### Enterprise Risk Management Formula Book 12. Copulas

12.1        Definition

A copula is a multivariate cumulative distribution function for an dimensional random vector in the unit hypercube ( ) that has uniform marginals, , each distributed according to but not in general independent of each other. Let also be restricted to the unit hypercube . Then a copula is defined as a function of the form: Equivalently is the joint cumulative distribution function for the random vector .

The copula density (for a continuous copula) is the pdf for which the cdf is the copula.

12.2        Properties

In the bivariate case ( ) for a general function to be a copula it must satisfy the following properties:

1. for all 2. must be increasing in both and 3. for all and 4. 5. 12.3        Sklar’s theorem

If is a joint (cumulative) distribution with marginal cdf’s then there exists a copula which maps the unit hypercube onto the interval such that for all we have: Moreover, if the are continuous functions then the copula is unique and Conversely, suppose is a copula and are univariate cdf’s. Then the function is a joint distribution function with marginal cdf’s .

12.4        Example copulas

The Archimedean family involves copulas of the following form, where , , , is continuous and strictly decreasing and  Special cases include the Clayton copula which has (for some suitable value of ) and the independence or product copula which has .

12.5        Tail dependence

If and are continuous random variables with copula then their coefficient of (joint lower) tail dependence (if it exists) is: For continuous random variables and each with lower limit of the coefficient of (lower) tail dependence is also: 12.6        Simulating copulas

Correlated Gaussian (i.e. multivariate normal) random variables (i.e. random variables with a Gaussian copula and Gaussian marginals) can be generated using Cholesky decomposition.

For random variables that have a Gaussian copula but non-normal marginal (with cdfs ) we can generate a vector of correlated Gaussian random variables as above and then transform as per .
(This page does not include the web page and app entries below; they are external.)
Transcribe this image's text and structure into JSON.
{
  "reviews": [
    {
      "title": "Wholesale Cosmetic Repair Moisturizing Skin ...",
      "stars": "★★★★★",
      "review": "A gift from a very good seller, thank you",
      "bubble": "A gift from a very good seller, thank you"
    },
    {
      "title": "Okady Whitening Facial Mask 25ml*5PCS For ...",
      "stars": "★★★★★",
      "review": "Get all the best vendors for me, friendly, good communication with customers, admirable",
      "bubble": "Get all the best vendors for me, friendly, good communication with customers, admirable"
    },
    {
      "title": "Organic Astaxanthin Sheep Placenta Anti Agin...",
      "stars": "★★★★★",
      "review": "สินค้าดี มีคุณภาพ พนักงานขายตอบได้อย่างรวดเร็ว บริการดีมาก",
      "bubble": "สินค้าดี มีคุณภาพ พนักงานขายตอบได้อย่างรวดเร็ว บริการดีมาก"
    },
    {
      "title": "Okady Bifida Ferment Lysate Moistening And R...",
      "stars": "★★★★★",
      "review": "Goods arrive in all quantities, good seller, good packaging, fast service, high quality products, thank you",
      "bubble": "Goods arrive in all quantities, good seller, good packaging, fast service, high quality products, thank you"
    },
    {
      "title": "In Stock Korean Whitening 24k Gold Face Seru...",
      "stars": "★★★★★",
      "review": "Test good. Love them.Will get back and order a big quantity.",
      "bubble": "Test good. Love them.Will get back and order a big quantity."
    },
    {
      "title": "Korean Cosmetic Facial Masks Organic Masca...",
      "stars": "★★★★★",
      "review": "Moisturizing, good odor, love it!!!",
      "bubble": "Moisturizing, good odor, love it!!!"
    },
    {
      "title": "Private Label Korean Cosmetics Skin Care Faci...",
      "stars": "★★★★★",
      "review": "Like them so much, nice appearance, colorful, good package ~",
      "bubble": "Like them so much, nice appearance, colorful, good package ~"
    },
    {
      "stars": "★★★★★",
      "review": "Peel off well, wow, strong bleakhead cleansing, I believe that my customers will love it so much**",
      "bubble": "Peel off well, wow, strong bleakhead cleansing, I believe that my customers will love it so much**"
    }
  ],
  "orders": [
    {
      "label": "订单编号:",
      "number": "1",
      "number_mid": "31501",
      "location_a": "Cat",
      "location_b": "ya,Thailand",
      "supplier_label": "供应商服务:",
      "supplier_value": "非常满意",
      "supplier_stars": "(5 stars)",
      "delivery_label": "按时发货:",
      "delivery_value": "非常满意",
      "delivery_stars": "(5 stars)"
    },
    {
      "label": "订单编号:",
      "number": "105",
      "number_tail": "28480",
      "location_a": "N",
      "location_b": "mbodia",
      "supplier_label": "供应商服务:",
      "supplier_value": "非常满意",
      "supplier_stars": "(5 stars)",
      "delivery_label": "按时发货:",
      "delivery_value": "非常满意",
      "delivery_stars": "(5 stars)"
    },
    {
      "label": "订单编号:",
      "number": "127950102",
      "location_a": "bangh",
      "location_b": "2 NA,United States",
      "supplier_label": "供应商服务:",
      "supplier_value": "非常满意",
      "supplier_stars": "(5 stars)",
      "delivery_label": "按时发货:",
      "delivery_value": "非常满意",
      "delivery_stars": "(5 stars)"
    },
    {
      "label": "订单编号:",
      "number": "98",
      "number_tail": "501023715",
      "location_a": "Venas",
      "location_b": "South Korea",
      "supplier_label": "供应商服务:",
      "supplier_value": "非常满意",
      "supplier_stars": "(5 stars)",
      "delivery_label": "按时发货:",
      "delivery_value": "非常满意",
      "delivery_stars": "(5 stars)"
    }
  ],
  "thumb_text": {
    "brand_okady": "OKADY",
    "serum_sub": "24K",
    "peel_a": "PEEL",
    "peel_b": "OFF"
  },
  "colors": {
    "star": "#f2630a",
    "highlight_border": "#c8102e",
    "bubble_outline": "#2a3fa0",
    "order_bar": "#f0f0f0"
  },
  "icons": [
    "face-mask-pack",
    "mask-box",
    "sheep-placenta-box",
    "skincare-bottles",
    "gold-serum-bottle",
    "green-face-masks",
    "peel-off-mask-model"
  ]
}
In general, for non-Gaussian copulas we may need to generate a vector of unit uniform random variables and then transform them using , etc.